It’s now becoming common for me to hear that product owners/managers, technical managers and designers are turning to popular online courses to learn about machine learning (ML). I always encourage it — in fact, I did one of those courses myself (and blogged about it). However, it’s not always clear how much benefit someone whose goal is to design, support, manage, or plan for products that use machine learning will get from doing an online course in ML. These courses throw you into the deep end, asking you to start programming classifiers, when many non-technical team mates are only looking for sufficient knowledge to be able to work in teams that are creating an ML-driven product. It’s a bit like wanting to drive a car, and ‘therefore’ signing up to a course on combustion engines — probably a little bit too detailed for practical day-to-day driving!
I therefore recently ran a session at Skyscanner that aimed to cover machine learning from a non-technical, product-centric perspective. We first covered definitions, and then moved on to a number of key issues that are important to keep in mind to create successful products that go beyond ‘just’ the ML. This post is a summary of that session.
Part 1: Machine learning, without the math
We began by addressing the burning question on everybody’s mind: what is machine learning? I quoted the first sentence of this paper by Pedro Domingos:
Machine learning systems automatically learn programs from data.

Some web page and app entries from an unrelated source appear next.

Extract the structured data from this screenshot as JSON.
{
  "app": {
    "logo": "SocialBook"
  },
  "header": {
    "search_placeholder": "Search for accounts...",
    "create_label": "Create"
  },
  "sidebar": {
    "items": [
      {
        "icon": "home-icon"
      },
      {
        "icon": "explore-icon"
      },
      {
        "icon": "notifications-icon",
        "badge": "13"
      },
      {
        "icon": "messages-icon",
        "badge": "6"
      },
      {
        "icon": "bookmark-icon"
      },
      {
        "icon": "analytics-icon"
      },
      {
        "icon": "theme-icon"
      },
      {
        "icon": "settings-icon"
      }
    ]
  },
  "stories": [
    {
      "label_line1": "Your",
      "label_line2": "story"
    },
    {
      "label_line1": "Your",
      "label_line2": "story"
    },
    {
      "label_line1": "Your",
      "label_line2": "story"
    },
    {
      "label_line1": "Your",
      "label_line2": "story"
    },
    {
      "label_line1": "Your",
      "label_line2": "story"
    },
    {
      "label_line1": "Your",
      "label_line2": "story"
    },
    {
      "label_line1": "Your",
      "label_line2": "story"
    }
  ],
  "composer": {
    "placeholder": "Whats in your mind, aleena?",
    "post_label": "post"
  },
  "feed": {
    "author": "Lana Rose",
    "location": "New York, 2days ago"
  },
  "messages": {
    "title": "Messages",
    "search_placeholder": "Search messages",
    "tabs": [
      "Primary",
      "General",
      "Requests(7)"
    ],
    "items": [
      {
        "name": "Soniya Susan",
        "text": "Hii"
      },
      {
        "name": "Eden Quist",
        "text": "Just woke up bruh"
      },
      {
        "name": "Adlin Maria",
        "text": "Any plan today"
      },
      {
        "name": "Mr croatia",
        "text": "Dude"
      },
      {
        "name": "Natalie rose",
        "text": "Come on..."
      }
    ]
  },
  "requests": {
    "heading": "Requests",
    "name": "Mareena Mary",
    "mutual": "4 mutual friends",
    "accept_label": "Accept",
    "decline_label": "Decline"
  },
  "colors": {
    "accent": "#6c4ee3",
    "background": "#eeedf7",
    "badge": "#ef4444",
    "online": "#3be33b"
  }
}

That’s basically it. Machine learning is a way of creating a program that does something, without you having to figure out exactly how to do it. Compare that to the usual way we create programs, where we need to be able to code every step (if this happens, then do that, and then do that). In practice, the way this happens is that you give an ML algorithm a data set with examples, and the algorithm’s job is to learn from the examples. Forget the math that is happening under the hood: it is enough to know that, at the heart of every ML algorithm, is the concept of error — ML algorithms are all trying to minimize how many mistakes they make.
There are many families of ML algorithms; the most common two are known as supervised and unsupervised learning. How can you recognize them in products? Let’s dive into some examples.

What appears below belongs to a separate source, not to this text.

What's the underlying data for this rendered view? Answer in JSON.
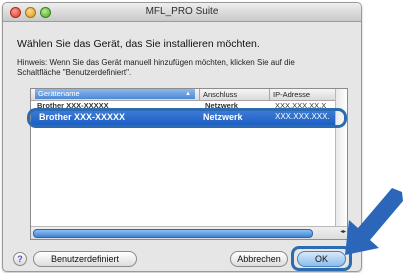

Unsupervised learning is about identifying patterns
The examples that are usually fed into unsupervised ML algorithms are characterized by the fact that there is no deterministic ‘correct’ answer that the algorithm needs to learn to predict. Products that use unsupervised learning are typically surfacing patterns in user data.